Wednesday, 5 March 2008

Simple midi interface from Linux

I wanted to connect my electric piano (a Roland RD700) to my laptop so that when playing live, I can quickly and simply change sound settings to my favourite sounds without having to click lots of pluses and minuses on the piano itself.
I found an M-Audio Midisport Uno interface which is USB on one end and 2 midi connectors on the other - one in, one out.
I rather foolishly didn't check out the linux driver issue beforehand but was pleased to find out that the interface was theoretically supported on Linux with a third-party sound driver in OSS. I rather impulsively installed OSS and needless to say, it totally shafted my working alsa system and stopped other things working. Eventually for this and other reasons, I reinstalled Kubuntu 7.10 and read an article about installing midi support.
It seems that all I needed to do was "sudo apt-get install midisport-firmware" which brought in the drivers and fxload which is a USB firmware loader and then simply plugged in my interface. It now appears in my midi hardware list so although I haven't tried it yet, it appears to have worked fine.
On another note, check out Rosegarden. It is a sequencer and has incredible midi and notation support. It enables banks of sounds to be set up in profiles so that you can choose exactly what sound on your sound module (or keyboard) to use for each track. There are lots built in but it probably won't take much to tailor one for your keyboard if it isn't present.
Peace!

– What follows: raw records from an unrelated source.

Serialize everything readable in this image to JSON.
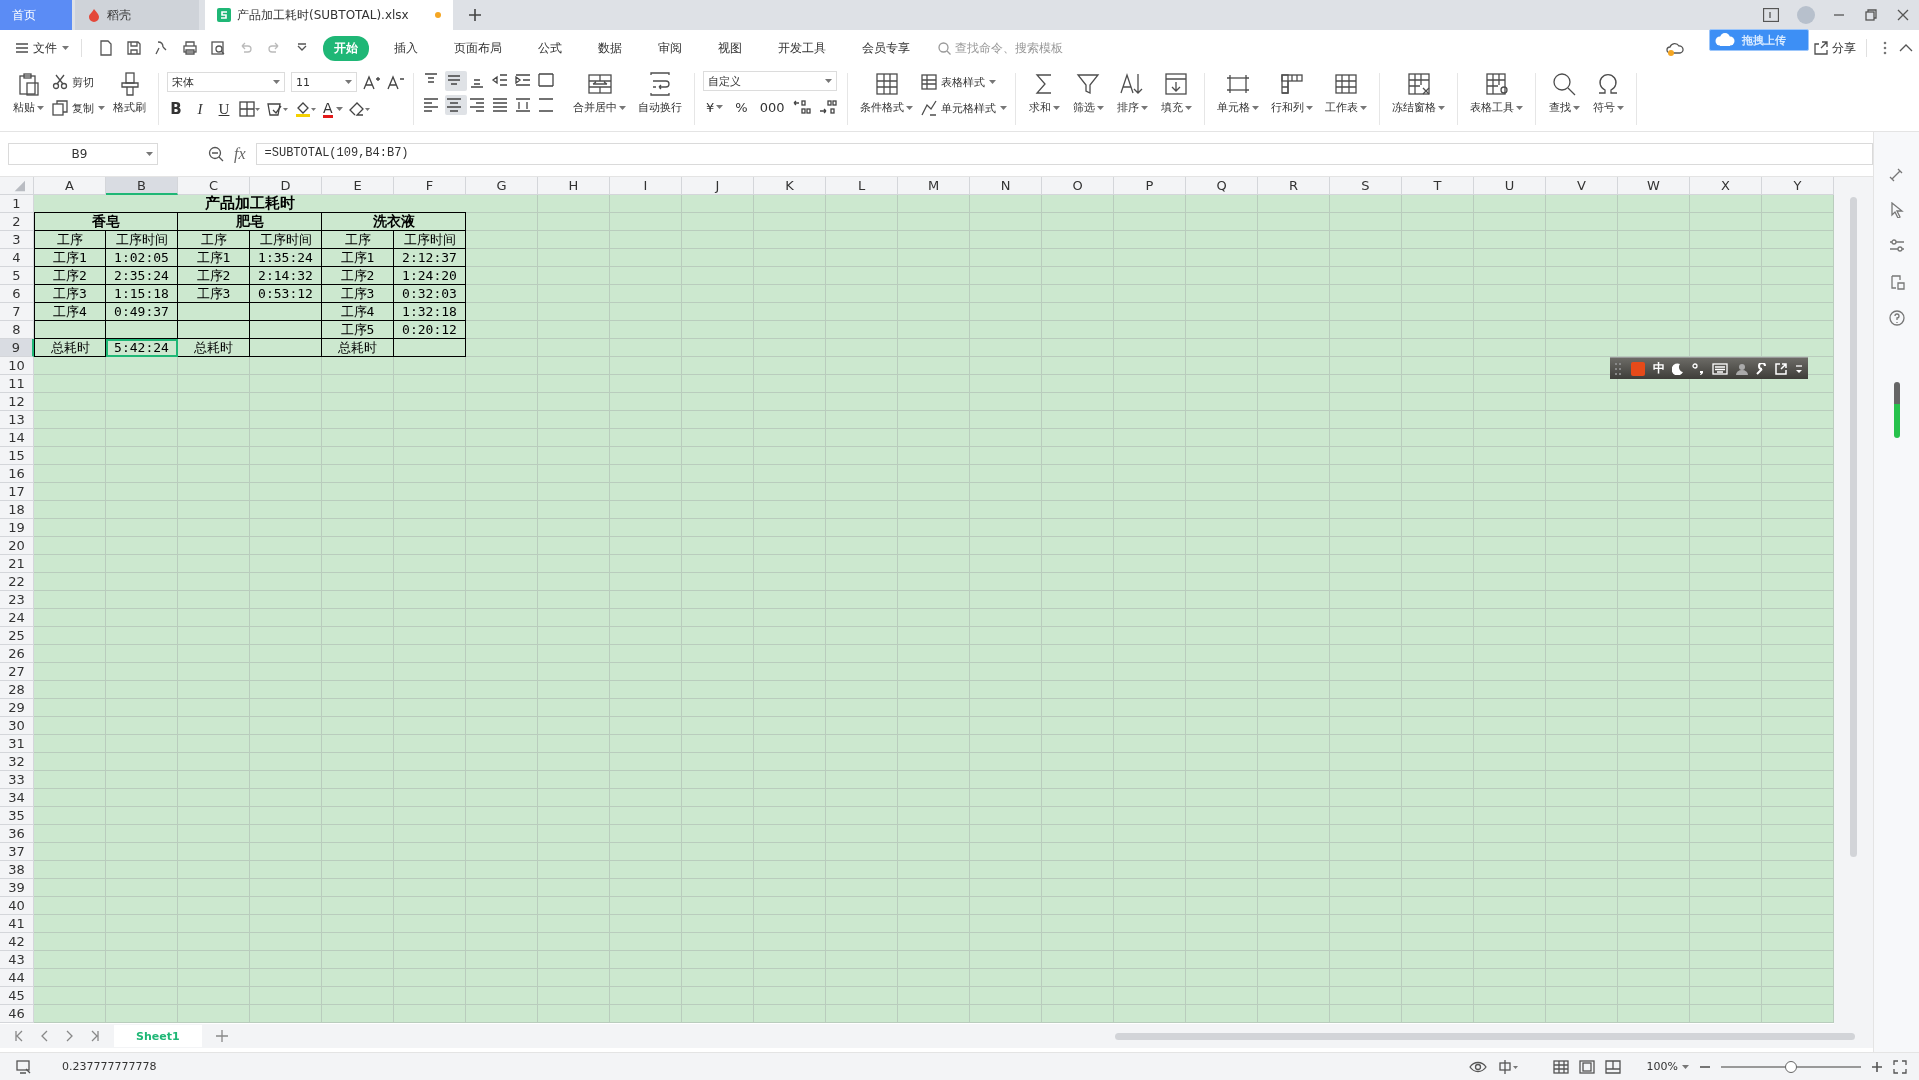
{
  "tabs": [
    {
      "label": "首页",
      "kind": "home",
      "selected": false
    },
    {
      "label": "稻壳",
      "kind": "docer",
      "selected": false
    },
    {
      "label": "产品加工耗时(SUBTOTAL).xlsx",
      "kind": "file",
      "selected": true,
      "modified": true
    }
  ],
  "menu": {
    "file": "文件",
    "items": [
      {
        "label": "开始",
        "selected": true
      },
      {
        "label": "插入",
        "selected": false
      },
      {
        "label": "页面布局",
        "selected": false
      },
      {
        "label": "公式",
        "selected": false
      },
      {
        "label": "数据",
        "selected": false
      },
      {
        "label": "审阅",
        "selected": false
      },
      {
        "label": "视图",
        "selected": false
      },
      {
        "label": "开发工具",
        "selected": false
      },
      {
        "label": "会员专享",
        "selected": false
      }
    ],
    "search": {
      "placeholder": "查找命令、搜索模板"
    },
    "share": "分享"
  },
  "upload_popup": {
    "label": "拖拽上传"
  },
  "ribbon": {
    "clipboard": [
      {
        "label": "粘贴",
        "dropdown": true
      },
      {
        "label": "剪切",
        "dropdown": false
      },
      {
        "label": "复制",
        "dropdown": true
      },
      {
        "label": "格式刷",
        "dropdown": false
      }
    ],
    "font": {
      "name": "宋体",
      "size": "11",
      "styles": [
        "B",
        "I",
        "U"
      ],
      "color_letter": "A"
    },
    "alignment": [
      {
        "selected": false
      },
      {
        "selected": true
      },
      {
        "selected": false
      },
      {
        "selected": false
      },
      {
        "selected": false
      },
      {
        "selected": false
      },
      {
        "selected": false
      },
      {
        "selected": true
      },
      {
        "selected": false
      },
      {
        "selected": false
      },
      {
        "selected": false
      },
      {
        "selected": false
      }
    ],
    "merge": [
      {
        "label": "合并居中",
        "dropdown": true
      },
      {
        "label": "自动换行",
        "dropdown": false
      }
    ],
    "number": {
      "format": "自定义",
      "symbols": [
        "¥",
        "%",
        "000"
      ]
    },
    "styles": [
      {
        "label": "条件格式",
        "dropdown": true
      },
      {
        "label": "表格样式",
        "dropdown": true
      },
      {
        "label": "单元格样式",
        "dropdown": true
      }
    ],
    "tools": [
      {
        "label": "求和",
        "dropdown": true
      },
      {
        "label": "筛选",
        "dropdown": true
      },
      {
        "label": "排序",
        "dropdown": true
      },
      {
        "label": "填充",
        "dropdown": true
      },
      {
        "label": "单元格",
        "dropdown": true
      },
      {
        "label": "行和列",
        "dropdown": true
      },
      {
        "label": "工作表",
        "dropdown": true
      },
      {
        "label": "冻结窗格",
        "dropdown": true
      },
      {
        "label": "表格工具",
        "dropdown": true
      },
      {
        "label": "查找",
        "dropdown": true
      },
      {
        "label": "符号",
        "dropdown": true
      }
    ]
  },
  "formula_bar": {
    "name_box": "B9",
    "fx": "fx",
    "formula": "=SUBTOTAL(109,B4:B7)"
  },
  "sheet": {
    "columns": [
      {
        "label": "A",
        "selected": false
      },
      {
        "label": "B",
        "selected": true
      },
      {
        "label": "C",
        "selected": false
      },
      {
        "label": "D",
        "selected": false
      },
      {
        "label": "E",
        "selected": false
      },
      {
        "label": "F",
        "selected": false
      },
      {
        "label": "G",
        "selected": false
      },
      {
        "label": "H",
        "selected": false
      },
      {
        "label": "I",
        "selected": false
      },
      {
        "label": "J",
        "selected": false
      },
      {
        "label": "K",
        "selected": false
      },
      {
        "label": "L",
        "selected": false
      },
      {
        "label": "M",
        "selected": false
      },
      {
        "label": "N",
        "selected": false
      },
      {
        "label": "O",
        "selected": false
      },
      {
        "label": "P",
        "selected": false
      },
      {
        "label": "Q",
        "selected": false
      },
      {
        "label": "R",
        "selected": false
      },
      {
        "label": "S",
        "selected": false
      },
      {
        "label": "T",
        "selected": false
      },
      {
        "label": "U",
        "selected": false
      },
      {
        "label": "V",
        "selected": false
      },
      {
        "label": "W",
        "selected": false
      },
      {
        "label": "X",
        "selected": false
      },
      {
        "label": "Y",
        "selected": false
      }
    ],
    "rows": [
      {
        "label": "1",
        "selected": false
      },
      {
        "label": "2",
        "selected": false
      },
      {
        "label": "3",
        "selected": false
      },
      {
        "label": "4",
        "selected": false
      },
      {
        "label": "5",
        "selected": false
      },
      {
        "label": "6",
        "selected": false
      },
      {
        "label": "7",
        "selected": false
      },
      {
        "label": "8",
        "selected": false
      },
      {
        "label": "9",
        "selected": true
      },
      {
        "label": "10",
        "selected": false
      },
      {
        "label": "11",
        "selected": false
      },
      {
        "label": "12",
        "selected": false
      },
      {
        "label": "13",
        "selected": false
      },
      {
        "label": "14",
        "selected": false
      },
      {
        "label": "15",
        "selected": false
      },
      {
        "label": "16",
        "selected": false
      },
      {
        "label": "17",
        "selected": false
      },
      {
        "label": "18",
        "selected": false
      },
      {
        "label": "19",
        "selected": false
      },
      {
        "label": "20",
        "selected": false
      },
      {
        "label": "21",
        "selected": false
      },
      {
        "label": "22",
        "selected": false
      },
      {
        "label": "23",
        "selected": false
      },
      {
        "label": "24",
        "selected": false
      },
      {
        "label": "25",
        "selected": false
      },
      {
        "label": "26",
        "selected": false
      },
      {
        "label": "27",
        "selected": false
      },
      {
        "label": "28",
        "selected": false
      },
      {
        "label": "29",
        "selected": false
      },
      {
        "label": "30",
        "selected": false
      },
      {
        "label": "31",
        "selected": false
      },
      {
        "label": "32",
        "selected": false
      },
      {
        "label": "33",
        "selected": false
      },
      {
        "label": "34",
        "selected": false
      },
      {
        "label": "35",
        "selected": false
      },
      {
        "label": "36",
        "selected": false
      },
      {
        "label": "37",
        "selected": false
      },
      {
        "label": "38",
        "selected": false
      },
      {
        "label": "39",
        "selected": false
      },
      {
        "label": "40",
        "selected": false
      },
      {
        "label": "41",
        "selected": false
      },
      {
        "label": "42",
        "selected": false
      },
      {
        "label": "43",
        "selected": false
      },
      {
        "label": "44",
        "selected": false
      },
      {
        "label": "45",
        "selected": false
      },
      {
        "label": "46",
        "selected": false
      }
    ],
    "table": {
      "title": "产品加工耗时",
      "groups": [
        {
          "name": "香皂",
          "header": [
            "工序",
            "工序时间"
          ],
          "rows": [
            [
              "工序1",
              "1:02:05"
            ],
            [
              "工序2",
              "2:35:24"
            ],
            [
              "工序3",
              "1:15:18"
            ],
            [
              "工序4",
              "0:49:37"
            ]
          ],
          "total_label": "总耗时",
          "total_value": "5:42:24",
          "total_selected": true
        },
        {
          "name": "肥皂",
          "header": [
            "工序",
            "工序时间"
          ],
          "rows": [
            [
              "工序1",
              "1:35:24"
            ],
            [
              "工序2",
              "2:14:32"
            ],
            [
              "工序3",
              "0:53:12"
            ]
          ],
          "total_label": "总耗时",
          "total_selected": false
        },
        {
          "name": "洗衣液",
          "header": [
            "工序",
            "工序时间"
          ],
          "rows": [
            [
              "工序1",
              "2:12:37"
            ],
            [
              "工序2",
              "1:24:20"
            ],
            [
              "工序3",
              "0:32:03"
            ],
            [
              "工序4",
              "1:32:18"
            ],
            [
              "工序5",
              "0:20:12"
            ]
          ],
          "total_label": "总耗时",
          "total_selected": false
        }
      ]
    }
  },
  "ime_toolbar": {
    "label": "中"
  },
  "sheet_tabs": [
    {
      "label": "Sheet1",
      "selected": true
    }
  ],
  "status_bar": {
    "value": "0.237777777778",
    "zoom": "100%",
    "zoom_slider": {
      "level": 0.5
    }
  }
}
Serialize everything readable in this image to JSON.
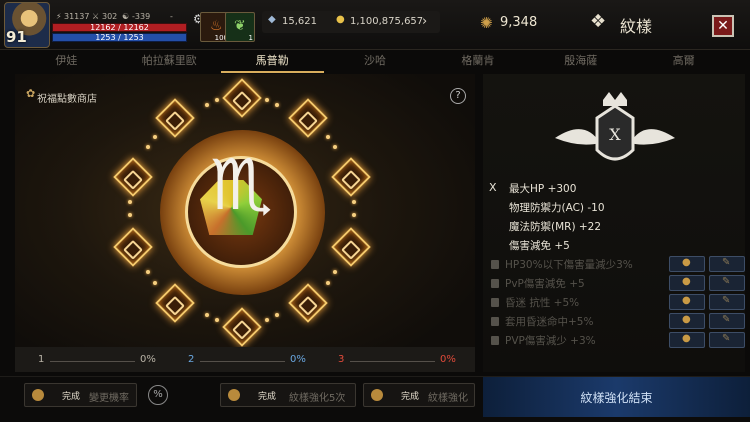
{
  "player": {
    "level": "91",
    "power": "31137",
    "stat_a": "302",
    "stat_b": "-339",
    "stat_c": "-",
    "hp": "12162 / 12162",
    "mp": "1253 / 1253"
  },
  "slots": [
    {
      "icon": "potion-icon",
      "count": "100"
    },
    {
      "icon": "leaf-icon",
      "count": "1"
    }
  ],
  "currency": {
    "diamonds": "15,621",
    "gold": "1,100,875,657",
    "blessing_coins": "9,348"
  },
  "header": {
    "title": "紋樣",
    "close_label": "✕"
  },
  "tabs": [
    {
      "label": "伊娃",
      "active": false
    },
    {
      "label": "帕拉蘇里歐",
      "active": false
    },
    {
      "label": "馬普勒",
      "active": true
    },
    {
      "label": "沙哈",
      "active": false
    },
    {
      "label": "格蘭肯",
      "active": false
    },
    {
      "label": "殷海薩",
      "active": false
    },
    {
      "label": "高爾",
      "active": false
    }
  ],
  "shop": {
    "label": "祝福點數商店",
    "help": "?"
  },
  "progress": [
    {
      "index": "1",
      "percent": "0%",
      "color": "#b9b3a6"
    },
    {
      "index": "2",
      "percent": "0%",
      "color": "#6aa7e0"
    },
    {
      "index": "3",
      "percent": "0%",
      "color": "#e04a3a"
    }
  ],
  "emblem": {
    "roman": "X"
  },
  "stats": {
    "marker": "X",
    "active": [
      "最大HP +300",
      "物理防禦力(AC) -10",
      "魔法防禦(MR) +22",
      "傷害減免 +5"
    ],
    "locked": [
      "HP30%以下傷害量減少3%",
      "PvP傷害減免 +5",
      "昏迷 抗性 +5%",
      "套用昏迷命中+5%",
      "PVP傷害減少 +3%"
    ]
  },
  "bottom": {
    "btn1": {
      "done": "完成",
      "label": "變更機率"
    },
    "percent_icon": "%",
    "btn2": {
      "done": "完成",
      "label": "紋樣強化5次"
    },
    "btn3": {
      "done": "完成",
      "label": "紋樣強化"
    },
    "finish": "紋樣強化結束"
  }
}
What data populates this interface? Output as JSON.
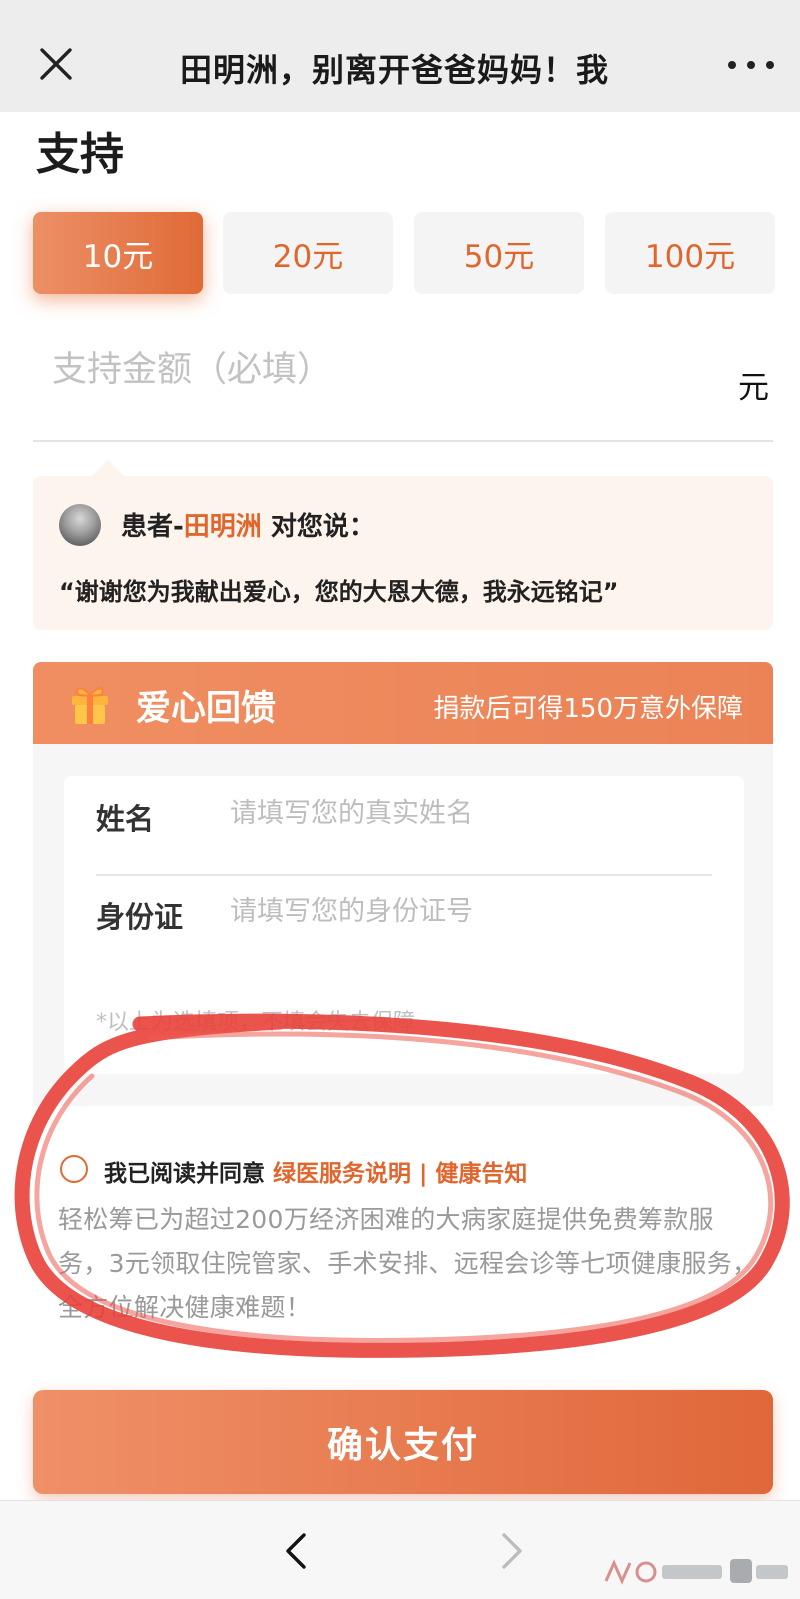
{
  "topbar": {
    "title": "田明洲，别离开爸爸妈妈！我"
  },
  "support": {
    "section_title": "支持",
    "amounts": [
      {
        "label": "10元",
        "selected": true
      },
      {
        "label": "20元",
        "selected": false
      },
      {
        "label": "50元",
        "selected": false
      },
      {
        "label": "100元",
        "selected": false
      }
    ],
    "amount_placeholder": "支持金额（必填）",
    "amount_unit": "元"
  },
  "message": {
    "prefix": "患者-",
    "patient_name": "田明洲",
    "suffix": " 对您说：",
    "text": "“谢谢您为我献出爱心，您的大恩大德，我永远铭记”"
  },
  "feedback": {
    "title": "爱心回馈",
    "subtitle": "捐款后可得150万意外保障",
    "name_label": "姓名",
    "name_placeholder": "请填写您的真实姓名",
    "id_label": "身份证",
    "id_placeholder": "请填写您的身份证号",
    "note": "*以上为选填项，不填会失去保障"
  },
  "agreement": {
    "text": "我已阅读并同意 ",
    "link": "绿医服务说明 | 健康告知",
    "description": "轻松筹已为超过200万经济困难的大病家庭提供免费筹款服务，3元领取住院管家、手术安排、远程会诊等七项健康服务，全方位解决健康难题！"
  },
  "pay_button": "确认支付",
  "colors": {
    "accent": "#e0662e",
    "header_orange": "#f08e62",
    "message_bg": "#fdf4ee",
    "annotation_red": "#e8413a"
  },
  "icons": {
    "close": "close-icon",
    "more": "more-dots-icon",
    "gift": "gift-icon",
    "back": "chevron-left-icon",
    "forward": "chevron-right-icon"
  }
}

Ripping in flac - the way ahead!!

After reading a post about which format to rip into, I decided that the best thing to do was to rip all audio to flac format. This is lossless which means you don't lose the (theoretically) unimportant parts of the sound that you do with lossy compression such as mp3, wma, m4a etc. Of course this means that the resulting files are much larger - about 20-30Mb each but the advantage is that you will never have to re-rip when a better format comes out in the future (if it does at all), you can simply convert your flac files to the new format which will result in exactly the same quality as if they were ripped from CD but much, much quicker because they are on a hard disk rather than loads of CDs.
Since hard disks are cheap now, unless you have millions of CDs, they will only take up a few 10s of Gb of space and save the re-ripping.
My plan is to put them on a server in my house and use the full quality files for playing in the house and then convert them to m4a format for my mp3 player and laptop.
By the way, KAudioCreator will not rip to flac straight out of the box even though it is theoretically set up to do so. You need to install the flac encoder which you can get simply with the command line: "sudo apt-get install flac" If you don't have it installed, when you select flac, it will start ripping and then fail when it tries to encode the file.